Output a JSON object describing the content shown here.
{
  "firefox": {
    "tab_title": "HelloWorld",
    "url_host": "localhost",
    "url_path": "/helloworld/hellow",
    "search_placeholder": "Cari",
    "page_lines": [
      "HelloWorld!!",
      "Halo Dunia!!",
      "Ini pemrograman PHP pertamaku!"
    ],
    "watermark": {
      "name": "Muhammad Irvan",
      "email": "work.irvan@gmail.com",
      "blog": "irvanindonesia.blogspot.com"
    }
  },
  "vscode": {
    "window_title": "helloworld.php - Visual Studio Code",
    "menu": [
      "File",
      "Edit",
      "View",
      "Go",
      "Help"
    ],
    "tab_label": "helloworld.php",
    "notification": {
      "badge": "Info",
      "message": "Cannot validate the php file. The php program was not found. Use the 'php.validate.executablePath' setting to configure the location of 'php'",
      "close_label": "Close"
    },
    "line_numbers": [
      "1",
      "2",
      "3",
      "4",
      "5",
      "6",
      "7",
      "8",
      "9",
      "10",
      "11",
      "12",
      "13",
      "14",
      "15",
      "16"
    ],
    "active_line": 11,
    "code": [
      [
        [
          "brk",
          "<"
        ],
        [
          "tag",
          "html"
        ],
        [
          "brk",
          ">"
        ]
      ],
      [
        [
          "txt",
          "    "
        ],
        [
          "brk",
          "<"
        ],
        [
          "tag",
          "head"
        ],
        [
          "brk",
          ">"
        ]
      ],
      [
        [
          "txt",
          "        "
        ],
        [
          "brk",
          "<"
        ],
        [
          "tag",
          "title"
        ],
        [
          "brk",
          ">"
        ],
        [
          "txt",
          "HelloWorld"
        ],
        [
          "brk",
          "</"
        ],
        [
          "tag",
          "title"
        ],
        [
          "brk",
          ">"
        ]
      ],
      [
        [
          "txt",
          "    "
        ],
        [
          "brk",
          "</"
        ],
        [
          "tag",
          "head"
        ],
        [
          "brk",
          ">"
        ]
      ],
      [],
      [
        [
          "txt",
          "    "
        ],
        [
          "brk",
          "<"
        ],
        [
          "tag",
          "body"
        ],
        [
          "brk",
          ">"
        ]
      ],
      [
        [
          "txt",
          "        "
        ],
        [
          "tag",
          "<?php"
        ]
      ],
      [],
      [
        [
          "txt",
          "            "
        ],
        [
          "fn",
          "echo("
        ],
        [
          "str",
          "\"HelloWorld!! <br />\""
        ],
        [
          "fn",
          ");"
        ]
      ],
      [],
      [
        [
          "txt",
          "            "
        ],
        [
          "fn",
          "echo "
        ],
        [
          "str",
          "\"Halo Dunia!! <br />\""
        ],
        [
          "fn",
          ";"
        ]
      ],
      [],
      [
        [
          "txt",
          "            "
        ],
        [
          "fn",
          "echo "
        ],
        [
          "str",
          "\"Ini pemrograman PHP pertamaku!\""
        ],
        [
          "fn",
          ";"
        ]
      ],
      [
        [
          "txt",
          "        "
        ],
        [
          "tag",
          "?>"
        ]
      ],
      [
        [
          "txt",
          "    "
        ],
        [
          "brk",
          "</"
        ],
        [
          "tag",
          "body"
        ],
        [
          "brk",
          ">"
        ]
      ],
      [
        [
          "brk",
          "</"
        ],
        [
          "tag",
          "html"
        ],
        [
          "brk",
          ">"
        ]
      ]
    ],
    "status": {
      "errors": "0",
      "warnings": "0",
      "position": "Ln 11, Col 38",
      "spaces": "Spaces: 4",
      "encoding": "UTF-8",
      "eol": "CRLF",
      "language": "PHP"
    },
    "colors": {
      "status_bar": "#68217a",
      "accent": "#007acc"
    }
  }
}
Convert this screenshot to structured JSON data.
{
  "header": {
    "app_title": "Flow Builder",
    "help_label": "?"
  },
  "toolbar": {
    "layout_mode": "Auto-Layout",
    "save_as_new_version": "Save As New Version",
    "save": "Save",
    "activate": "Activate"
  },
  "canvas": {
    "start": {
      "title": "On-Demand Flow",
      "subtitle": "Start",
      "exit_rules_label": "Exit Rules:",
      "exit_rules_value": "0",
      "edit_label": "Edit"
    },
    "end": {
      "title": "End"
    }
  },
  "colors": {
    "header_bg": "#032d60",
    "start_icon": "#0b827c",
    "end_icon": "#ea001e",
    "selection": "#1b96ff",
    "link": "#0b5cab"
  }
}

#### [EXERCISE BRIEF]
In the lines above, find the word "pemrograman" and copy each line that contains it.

#### [RESULT BELOW]
      "Ini pemrograman PHP pertamaku!"
          "\"Ini pemrograman PHP pertamaku!\""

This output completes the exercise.